Data items:
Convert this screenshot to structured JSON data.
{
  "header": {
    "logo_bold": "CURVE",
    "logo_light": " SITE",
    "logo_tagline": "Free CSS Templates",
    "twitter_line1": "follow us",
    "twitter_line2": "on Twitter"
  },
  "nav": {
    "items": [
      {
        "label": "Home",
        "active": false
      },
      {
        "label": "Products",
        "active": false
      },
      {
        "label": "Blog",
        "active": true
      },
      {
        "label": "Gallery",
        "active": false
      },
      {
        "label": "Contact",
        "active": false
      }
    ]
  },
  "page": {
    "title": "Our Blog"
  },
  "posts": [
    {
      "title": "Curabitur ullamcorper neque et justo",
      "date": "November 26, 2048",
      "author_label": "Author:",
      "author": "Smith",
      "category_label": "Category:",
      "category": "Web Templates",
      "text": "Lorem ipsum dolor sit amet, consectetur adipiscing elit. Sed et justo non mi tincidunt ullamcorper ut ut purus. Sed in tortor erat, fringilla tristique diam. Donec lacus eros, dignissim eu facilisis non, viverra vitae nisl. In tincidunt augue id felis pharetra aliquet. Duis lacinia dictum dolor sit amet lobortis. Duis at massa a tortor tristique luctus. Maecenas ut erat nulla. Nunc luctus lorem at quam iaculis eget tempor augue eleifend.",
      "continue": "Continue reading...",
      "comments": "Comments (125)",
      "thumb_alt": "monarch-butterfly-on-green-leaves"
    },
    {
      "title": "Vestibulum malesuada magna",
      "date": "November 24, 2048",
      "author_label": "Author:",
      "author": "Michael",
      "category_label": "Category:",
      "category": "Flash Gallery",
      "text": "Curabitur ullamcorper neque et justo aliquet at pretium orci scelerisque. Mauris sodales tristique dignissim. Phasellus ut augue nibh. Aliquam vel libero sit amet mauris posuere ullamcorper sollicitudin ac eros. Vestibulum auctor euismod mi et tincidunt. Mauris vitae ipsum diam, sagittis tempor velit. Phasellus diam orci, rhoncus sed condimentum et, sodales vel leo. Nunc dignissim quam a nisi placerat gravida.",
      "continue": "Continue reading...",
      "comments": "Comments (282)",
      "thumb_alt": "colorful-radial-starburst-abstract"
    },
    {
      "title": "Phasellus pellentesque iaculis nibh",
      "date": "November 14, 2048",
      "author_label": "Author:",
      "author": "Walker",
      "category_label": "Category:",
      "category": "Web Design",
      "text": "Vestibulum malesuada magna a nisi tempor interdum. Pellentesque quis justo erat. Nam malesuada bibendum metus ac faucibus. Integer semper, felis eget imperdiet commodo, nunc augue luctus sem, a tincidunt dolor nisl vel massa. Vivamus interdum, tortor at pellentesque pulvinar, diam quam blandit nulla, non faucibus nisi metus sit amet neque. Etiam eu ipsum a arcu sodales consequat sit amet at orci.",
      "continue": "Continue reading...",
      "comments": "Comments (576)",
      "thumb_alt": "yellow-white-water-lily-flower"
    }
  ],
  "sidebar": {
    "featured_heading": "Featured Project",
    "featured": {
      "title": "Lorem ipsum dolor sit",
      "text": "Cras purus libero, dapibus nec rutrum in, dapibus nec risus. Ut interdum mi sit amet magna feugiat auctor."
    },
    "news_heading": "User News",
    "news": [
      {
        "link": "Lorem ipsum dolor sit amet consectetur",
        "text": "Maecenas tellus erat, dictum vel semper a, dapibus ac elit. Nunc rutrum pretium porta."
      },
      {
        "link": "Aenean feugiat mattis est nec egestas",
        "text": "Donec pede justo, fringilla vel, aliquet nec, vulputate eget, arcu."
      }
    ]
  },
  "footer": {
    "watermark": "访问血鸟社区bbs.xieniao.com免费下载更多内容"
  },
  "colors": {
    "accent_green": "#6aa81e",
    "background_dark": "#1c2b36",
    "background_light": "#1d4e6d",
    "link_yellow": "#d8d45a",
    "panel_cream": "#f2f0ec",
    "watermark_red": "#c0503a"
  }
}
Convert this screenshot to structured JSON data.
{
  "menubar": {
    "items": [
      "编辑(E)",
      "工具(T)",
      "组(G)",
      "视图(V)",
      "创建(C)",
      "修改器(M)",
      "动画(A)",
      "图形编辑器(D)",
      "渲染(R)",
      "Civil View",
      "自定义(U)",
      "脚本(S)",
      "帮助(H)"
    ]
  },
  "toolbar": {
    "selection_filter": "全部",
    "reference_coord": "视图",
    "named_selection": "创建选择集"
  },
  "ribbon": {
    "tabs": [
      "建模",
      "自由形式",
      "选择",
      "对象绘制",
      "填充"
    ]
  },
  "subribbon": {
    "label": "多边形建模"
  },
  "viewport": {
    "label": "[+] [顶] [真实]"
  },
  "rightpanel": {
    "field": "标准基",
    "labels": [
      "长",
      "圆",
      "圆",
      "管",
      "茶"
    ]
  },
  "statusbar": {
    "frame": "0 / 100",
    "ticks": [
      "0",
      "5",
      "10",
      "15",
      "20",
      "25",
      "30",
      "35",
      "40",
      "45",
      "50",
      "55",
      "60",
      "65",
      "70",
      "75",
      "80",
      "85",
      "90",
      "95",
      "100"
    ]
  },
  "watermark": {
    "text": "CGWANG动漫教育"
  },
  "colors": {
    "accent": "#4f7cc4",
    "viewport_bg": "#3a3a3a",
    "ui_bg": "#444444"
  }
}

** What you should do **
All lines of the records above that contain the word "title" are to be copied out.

** Output for this task **
    "title": "Our Blog"
      "title": "Curabitur ullamcorper neque et justo",
      "title": "Vestibulum malesuada magna",
      "title": "Phasellus pellentesque iaculis nibh",
      "title": "Lorem ipsum dolor sit",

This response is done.